> Raw data:
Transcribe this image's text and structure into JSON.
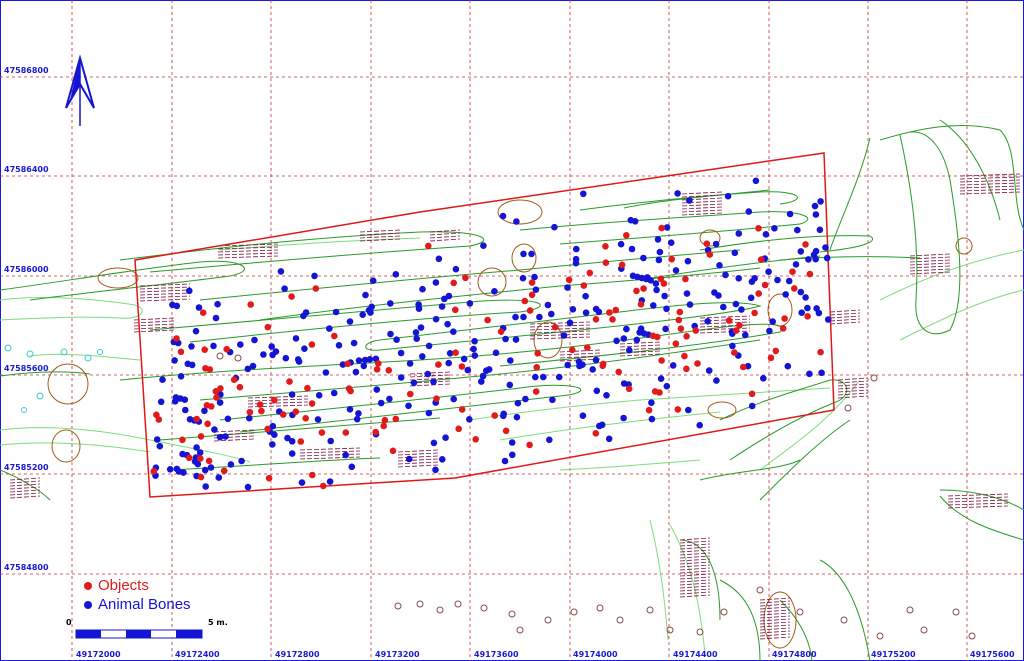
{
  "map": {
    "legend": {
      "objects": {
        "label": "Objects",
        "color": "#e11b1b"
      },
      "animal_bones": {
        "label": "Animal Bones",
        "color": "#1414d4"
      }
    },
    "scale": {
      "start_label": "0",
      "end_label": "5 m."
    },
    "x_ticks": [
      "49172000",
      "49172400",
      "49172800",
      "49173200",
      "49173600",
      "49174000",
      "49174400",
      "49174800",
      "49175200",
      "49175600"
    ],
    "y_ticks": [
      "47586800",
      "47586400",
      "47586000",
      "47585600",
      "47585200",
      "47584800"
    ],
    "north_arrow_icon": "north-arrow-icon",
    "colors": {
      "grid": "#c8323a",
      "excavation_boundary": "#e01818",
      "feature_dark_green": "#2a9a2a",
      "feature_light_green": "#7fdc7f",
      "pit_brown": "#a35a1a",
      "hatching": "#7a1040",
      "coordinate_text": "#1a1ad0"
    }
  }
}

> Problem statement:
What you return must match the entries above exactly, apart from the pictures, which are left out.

> Problem solution:
Transcribe this image's text and structure into JSON.
{
  "map": {
    "legend": {
      "objects": {
        "label": "Objects",
        "color": "#e11b1b"
      },
      "animal_bones": {
        "label": "Animal Bones",
        "color": "#1414d4"
      }
    },
    "scale": {
      "start_label": "0",
      "end_label": "5 m."
    },
    "x_ticks": [
      "49172000",
      "49172400",
      "49172800",
      "49173200",
      "49173600",
      "49174000",
      "49174400",
      "49174800",
      "49175200",
      "49175600"
    ],
    "y_ticks": [
      "47586800",
      "47586400",
      "47586000",
      "47585600",
      "47585200",
      "47584800"
    ],
    "north_arrow_icon": "north-arrow-icon",
    "colors": {
      "grid": "#c8323a",
      "excavation_boundary": "#e01818",
      "feature_dark_green": "#2a9a2a",
      "feature_light_green": "#7fdc7f",
      "pit_brown": "#a35a1a",
      "hatching": "#7a1040",
      "coordinate_text": "#1a1ad0"
    }
  }
}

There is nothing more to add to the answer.